> **YOUR ASSIGNMENT**: In the records below, how many lines hold the word "kind"? Give only the number.
----
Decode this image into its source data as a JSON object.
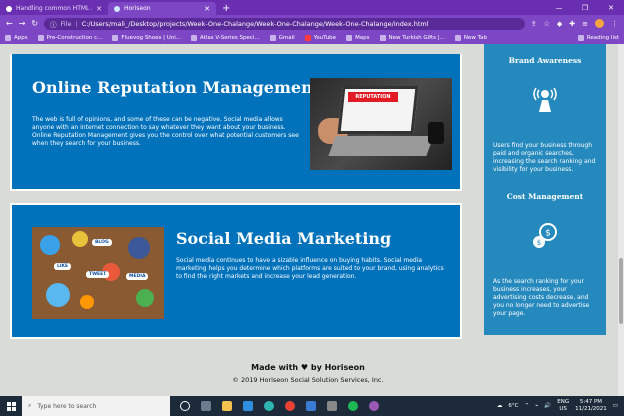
{
  "browser": {
    "tabs": [
      {
        "title": "Handling common HTML and CS",
        "active": false
      },
      {
        "title": "Horiseon",
        "active": true
      }
    ],
    "address": {
      "scheme": "File",
      "url": "C:/Users/mali_/Desktop/projects/Week-One-Chalange/Week-One-Chalange/Week-One-Chalange/index.html"
    },
    "bookmarks": [
      "Apps",
      "Pre-Construction c...",
      "Fluevog Shoes | Uni...",
      "Atlas V-Series Speci...",
      "Gmail",
      "YouTube",
      "Maps",
      "New Turkish Gifts |...",
      "New Tab"
    ],
    "reading_list": "Reading list"
  },
  "page": {
    "orm": {
      "title": "Online Reputation Management",
      "text": "The web is full of opinions, and some of these can be negative. Social media allows anyone with an internet connection to say whatever they want about your business. Online Reputation Management gives you the control over what potential customers see when they search for your business.",
      "image_banner": "REPUTATION"
    },
    "smm": {
      "title": "Social Media Marketing",
      "text": "Social media continues to have a sizable influence on buying habits. Social media marketing helps you determine which platforms are suited to your brand, using analytics to find the right markets and increase your lead generation.",
      "image_labels": [
        "BLOG",
        "TWEET",
        "MEDIA",
        "LIKE"
      ]
    },
    "sidebar": {
      "brand": {
        "title": "Brand Awareness",
        "text": "Users find your business through paid and organic searches, increasing the search ranking and visibility for your business."
      },
      "cost": {
        "title": "Cost Management",
        "text": "As the search ranking for your business increases, your advertising costs decrease, and you no longer need to advertise your page."
      }
    },
    "footer": {
      "made_with": "Made with ♥ by Horiseon",
      "copyright": "© 2019 Horiseon Social Solution Services, Inc."
    }
  },
  "taskbar": {
    "search_placeholder": "Type here to search",
    "weather": "6°C",
    "lang": "ENG",
    "region": "US",
    "time": "5:47 PM",
    "date": "11/21/2021"
  },
  "colors": {
    "card_blue": "#0072bb",
    "sidebar_blue": "#2589bd",
    "page_bg": "#d9dcd6",
    "browser_purple": "#7d46c4"
  }
}
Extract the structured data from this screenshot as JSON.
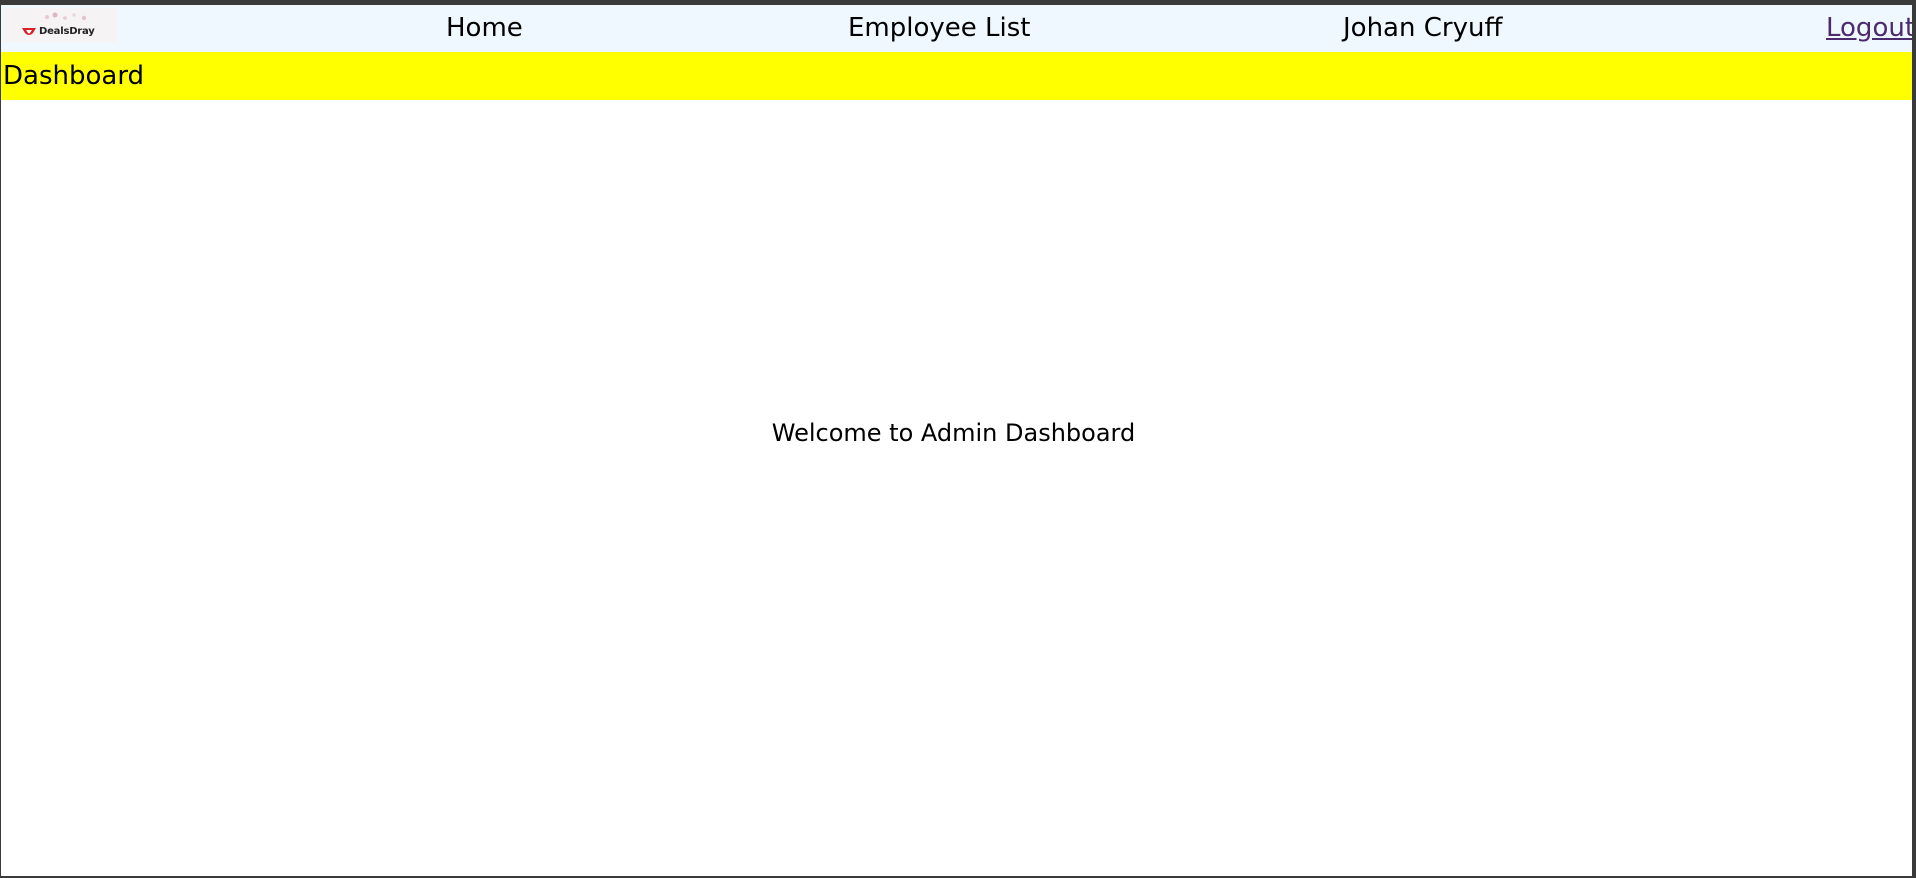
{
  "header": {
    "logo": {
      "text": "DealsDray",
      "brand_color": "#d62027"
    },
    "nav": {
      "home_label": "Home",
      "employee_list_label": "Employee List",
      "user_name": "Johan Cryuff",
      "logout_label": "Logout"
    }
  },
  "page": {
    "title": "Dashboard",
    "title_bar_color": "#ffff00"
  },
  "main": {
    "welcome_text": "Welcome to Admin Dashboard"
  },
  "colors": {
    "navbar_background": "#f0f8ff",
    "logout_link": "#4b2a6e"
  }
}
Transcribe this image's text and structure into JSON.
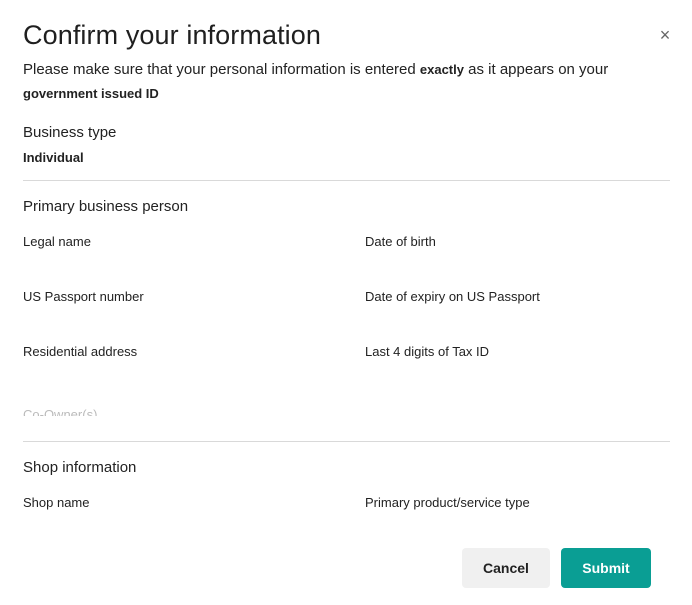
{
  "dialog": {
    "title": "Confirm your information",
    "close_glyph": "×",
    "subtitle_before": "Please make sure that your personal information is entered ",
    "subtitle_emphasis": "exactly",
    "subtitle_after": " as it appears on your ",
    "subtitle_line2": "government issued ID"
  },
  "business": {
    "heading": "Business type",
    "value": "Individual"
  },
  "primary_person": {
    "heading": "Primary business person",
    "fields": {
      "legal_name": "Legal name",
      "date_of_birth": "Date of birth",
      "passport_number": "US Passport number",
      "passport_expiry": "Date of expiry on US Passport",
      "residential_address": "Residential address",
      "tax_id": "Last 4 digits of Tax ID"
    },
    "faded_text": "Co-Owner(s)"
  },
  "shop": {
    "heading": "Shop information",
    "fields": {
      "shop_name": "Shop name",
      "product_type": "Primary product/service type"
    }
  },
  "actions": {
    "cancel_label": "Cancel",
    "submit_label": "Submit"
  },
  "colors": {
    "accent": "#0a9e94",
    "cancel_bg": "#f0f0f0",
    "divider": "#d9d9d9"
  },
  "icons": {
    "close": "close-icon"
  }
}
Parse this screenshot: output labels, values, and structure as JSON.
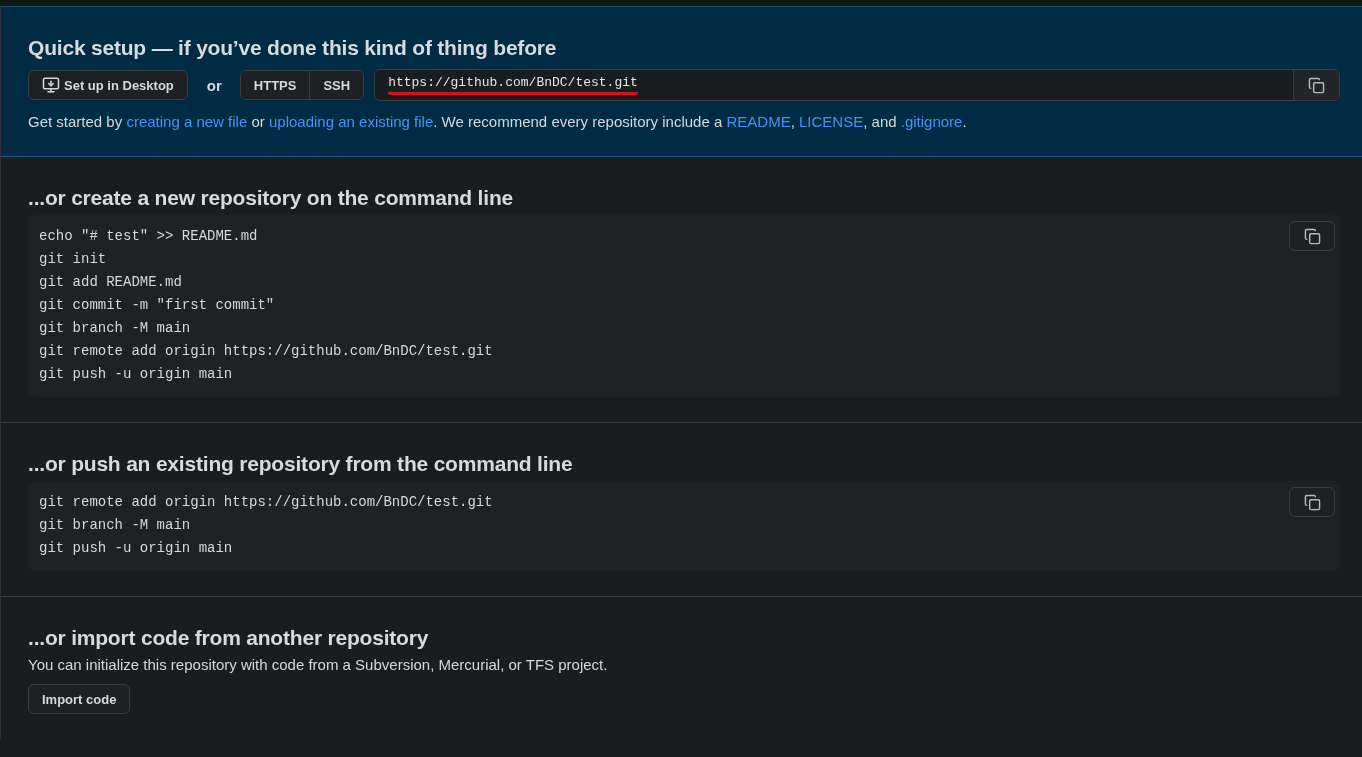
{
  "quick_setup": {
    "title": "Quick setup — if you’ve done this kind of thing before",
    "desktop_button": "Set up in Desktop",
    "or_label": "or",
    "protocol_tabs": [
      {
        "label": "HTTPS"
      },
      {
        "label": "SSH"
      }
    ],
    "clone_url": "https://github.com/BnDC/test.git",
    "url_underlined": true,
    "intro": [
      {
        "text": "Get started by ",
        "link": false
      },
      {
        "text": "creating a new file",
        "link": true
      },
      {
        "text": " or ",
        "link": false
      },
      {
        "text": "uploading an existing file",
        "link": true
      },
      {
        "text": ". We recommend every repository include a ",
        "link": false
      },
      {
        "text": "README",
        "link": true
      },
      {
        "text": ", ",
        "link": false
      },
      {
        "text": "LICENSE",
        "link": true
      },
      {
        "text": ", and ",
        "link": false
      },
      {
        "text": ".gitignore",
        "link": true
      },
      {
        "text": ".",
        "link": false
      }
    ]
  },
  "sections": [
    {
      "kind": "code",
      "title": "...or create a new repository on the command line",
      "lines": [
        "echo \"# test\" >> README.md",
        "git init",
        "git add README.md",
        "git commit -m \"first commit\"",
        "git branch -M main",
        "git remote add origin https://github.com/BnDC/test.git",
        "git push -u origin main"
      ]
    },
    {
      "kind": "code",
      "title": "...or push an existing repository from the command line",
      "lines": [
        "git remote add origin https://github.com/BnDC/test.git",
        "git branch -M main",
        "git push -u origin main"
      ]
    },
    {
      "kind": "import",
      "title": "...or import code from another repository",
      "description": "You can initialize this repository with code from a Subversion, Mercurial, or TFS project.",
      "button": "Import code"
    }
  ]
}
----
> **TASK ANSWER**: 4